Carey’s glamorous life and soulful performances have long made her an adored pop star and fashion icon. Plenty of people have tried to control the narrative around her over the years—but hearing the juicy gossip, unvarnished truth and personal triumphs in her own words would be a fabulous, glittery romp. A book would make a great tie-in for her upcoming docu-series “Mariah’s World.”

6. Dr. Dre

Dr. Dre’s evolution from innovative SoCal rapper and producer to tech trend-setter and philanthropist has been interesting to watch from the outside, and “Straight Outta Compton” detailed his rise to fame with N.W.A. An insider memoir lacing together studio recollections and musical memories with lessons he’s learned as an entrepreneur—and how he’s dealt with his violent past—would be a perfect complement to the prevailing narrative.

7. Debbie Gibson

A musical wunderkind who was the youngest female to ever write, produce and sing a chart-topping single—that would be “Foolish Beat”—Gibson has always been a frank, honest interviewee. Three-plus decades removed from her mall-pop days, a book delving into the sexism, ageism and discrimination she no doubt faced then—and how she’s navigated growing into a successful adult artist—is a story begging to be told.

8. Kathleen Hanna

The Julie Ruin frontwoman is a no-holds-barred, take-no-shit conversationalist—whether she’s interacting with crowds, doing interviews or making speeches—which immediately makes her the perfect candidate to write a memoir. Not only is she incisive when discussing her wildly inventive, powerful music and role as a feminist icon, but her life story full of twists and turns—from her “violent alcoholic” dad to her recent battle with Lyme disease—that would make for compelling reading.

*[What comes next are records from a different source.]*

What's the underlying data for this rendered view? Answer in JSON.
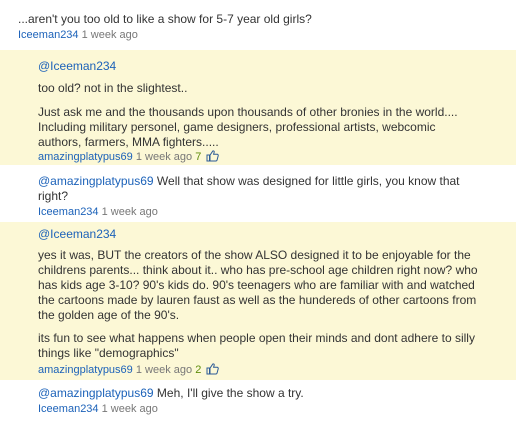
{
  "comments": [
    {
      "text": "...aren't you too old to like a show for 5-7 year old girls?",
      "author": "Iceeman234",
      "time": "1 week ago"
    },
    {
      "mention": "@Iceeman234",
      "paragraphs": [
        "too old? not in the slightest..",
        "Just ask me and the thousands upon thousands of other bronies in the world.... Including military personel, game designers, professional artists, webcomic authors, farmers, MMA fighters.....",
        ""
      ],
      "author": "amazingplatypus69",
      "time": "1 week ago",
      "votes": "7"
    },
    {
      "mention": "@amazingplatypus69",
      "text": " Well that show was designed for little girls, you know that right?",
      "author": "Iceeman234",
      "time": "1 week ago"
    },
    {
      "mention": "@Iceeman234",
      "paragraphs": [
        "yes it was, BUT the creators of the show ALSO designed it to be enjoyable for the childrens parents... think about it.. who has pre-school age children right now? who has kids age 3-10? 90's kids do. 90's teenagers who are familiar with and watched the cartoons made by lauren faust as well as the hundereds of other cartoons from the golden age of the 90's.",
        "its fun to see what happens when people open their minds and dont adhere to silly things like \"demographics\""
      ],
      "author": "amazingplatypus69",
      "time": "1 week ago",
      "votes": "2"
    },
    {
      "mention": "@amazingplatypus69",
      "text": " Meh, I'll give the show a try.",
      "author": "Iceeman234",
      "time": "1 week ago"
    }
  ],
  "colors": {
    "link": "#1c62b9",
    "reply_background": "#fcf8d6",
    "vote_green": "#5f8d0c"
  },
  "icons": {
    "like": "thumbs-up-icon"
  }
}
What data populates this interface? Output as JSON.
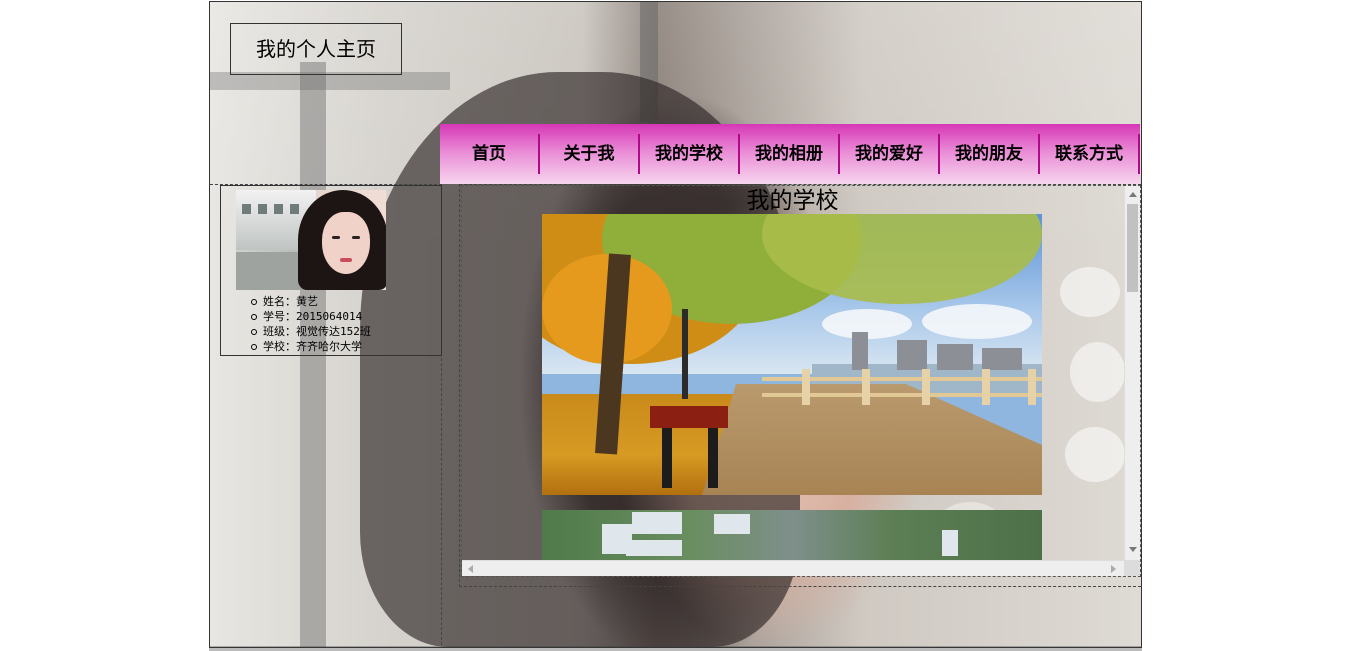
{
  "site": {
    "title": "我的个人主页"
  },
  "nav": {
    "items": [
      {
        "label": "首页"
      },
      {
        "label": "关于我"
      },
      {
        "label": "我的学校"
      },
      {
        "label": "我的相册"
      },
      {
        "label": "我的爱好"
      },
      {
        "label": "我的朋友"
      },
      {
        "label": "联系方式"
      }
    ],
    "gradient_top": "#d637b6",
    "gradient_bottom": "#f7d6ef"
  },
  "profile": {
    "info": [
      {
        "text": "姓名：黄艺"
      },
      {
        "text": "学号：2015064014"
      },
      {
        "text": "班级：视觉传达152班"
      },
      {
        "text": "学校：齐齐哈尔大学"
      }
    ]
  },
  "content": {
    "title": "我的学校"
  }
}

9. Ms. Lauryn Hill

Ms. Lauryn Hill made the news in 2013 for all the wrong reasons (e.g., a prison sentence for tax evasion). Still, her life has been somewhat of a mystery in the last two decades. Although she was a prominent part of the “What Happened, Miss Simone?” soundtrack and occasionally tours, her profile is nowhere near as high as it was in the ’90s. A book filling in the blanks has the potential to be illuminating.

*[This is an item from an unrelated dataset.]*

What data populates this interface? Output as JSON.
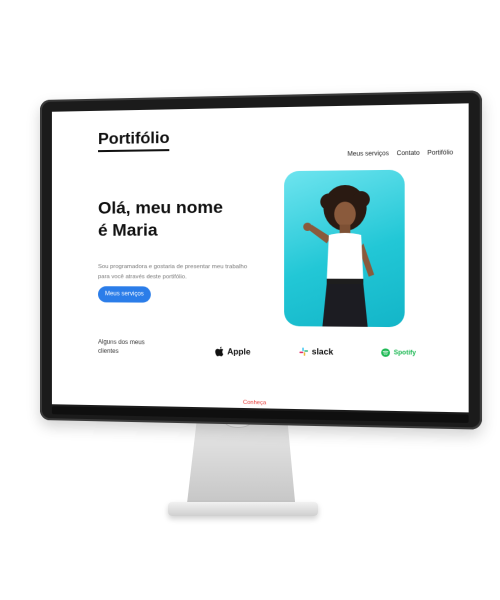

10. LL Cool J

Speaking of career evolutions: Early hip-hop superstar LL Cool J has grown into a beloved multi-threat entertainer known as much for his acting prowess and stints hosting the Grammys as his music. A biography in which LL traces how he got here from there would no doubt be a good read, especially if it honed in on the early NYC rap and hip-hop communities.

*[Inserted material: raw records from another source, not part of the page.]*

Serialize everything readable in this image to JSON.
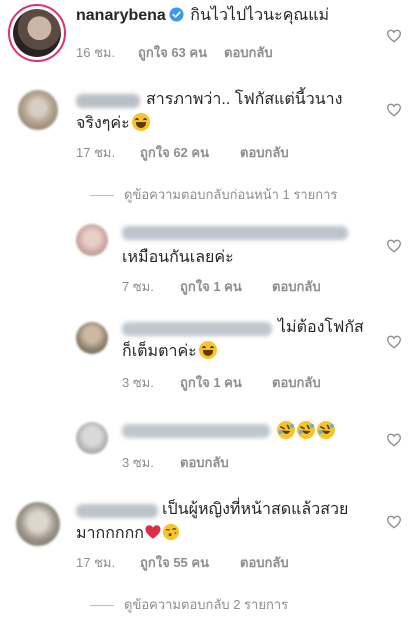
{
  "comments": [
    {
      "author": "nanarybena",
      "text": "กินไวไปไวนะคุณแม่",
      "time": "16 ชม.",
      "likes": "ถูกใจ 63 คน",
      "reply": "ตอบกลับ"
    },
    {
      "text_line1": "สารภาพว่า.. โฟกัสแต่นี้วนาง",
      "text_line2": "จริงๆค่ะ",
      "time": "17 ชม.",
      "likes": "ถูกใจ 62 คน",
      "reply": "ตอบกลับ",
      "view_replies": "ดูข้อความตอบกลับก่อนหน้า 1 รายการ"
    },
    {
      "text": "เหมือนกันเลยค่ะ",
      "time": "7 ซม.",
      "likes": "ถูกใจ 1 คน",
      "reply": "ตอบกลับ"
    },
    {
      "text_line1": "ไม่ต้องโฟกัส",
      "text_line2": "ก็เต็มตาค่ะ",
      "time": "3 ซม.",
      "likes": "ถูกใจ 1 คน",
      "reply": "ตอบกลับ"
    },
    {
      "time": "3 ซม.",
      "reply": "ตอบกลับ"
    },
    {
      "text_line1": "เป็นผู้หญิงที่หน้าสดแล้วสวย",
      "text_line2": "มากกกกก",
      "time": "17 ชม.",
      "likes": "ถูกใจ 55 คน",
      "reply": "ตอบกลับ",
      "view_replies": "ดูข้อความตอบกลับ 2 รายการ"
    }
  ],
  "icons": {
    "verified": "verified-badge-icon",
    "like": "heart-outline-icon",
    "grin": "grinning-squinting-face-emoji",
    "laugh_cry": "rolling-laughing-face-emoji",
    "red_heart": "red-heart-emoji",
    "kiss": "face-blowing-kiss-emoji"
  },
  "colors": {
    "text": "#262626",
    "meta": "#8e8e8e",
    "verified": "#3897f0"
  }
}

11. Stevie Nicks

The witchy icon no doubt has plenty of amazing stories up her shawl sleeve. Sadly, we may not hear these tales until much, much later. As she told Billboard in 2014, “loyalty to…people that I love” is stopping her from putting pen to paper. “I wouldn’t be able to tell the whole truth,” she says. “The world is not ready for my memoir, I guarantee you. All of the men I hung out with are on their third wives by now, and the wives are all under 30. If I were to write what really happened between 1972 and now, a lot of people would be very angry with me. It’ll happen some day, just not for a very long time.”

12. Bonnie Raitt

Bonnie Raitt has had a long, interesting life: The Radcliffe-educated musician was raised Quaker and has spent her life surrounded by social and political activism—when she hasn’t been collaborating with practically every big musical name out there. In other words, the renowned guitarist likely has a boatload of stories and narratives that will (hopefully) someday result in a memoir.

13. Nile Rodgers

In 2011, Rodgers released a memoir, “Le Freak: An Upside Down Story of Family, Disco, and Destiny.” However, in the years since, he’s battled cancer into submission—a journey he chronicled on his riveting “Walking on Planet C” blog—nabbed a No. 1 hit and become an even more ubiquitous musical presence than he was in the ’70s and ’80s. A book compiling his online blogs, as well as ruminations on his recent career surge, would be fascinating.

Source

http://www.salon.com/2016/08/10/13-music-memoirs-wed-like-to-read-in-2017-by-women-and-artists-of-color/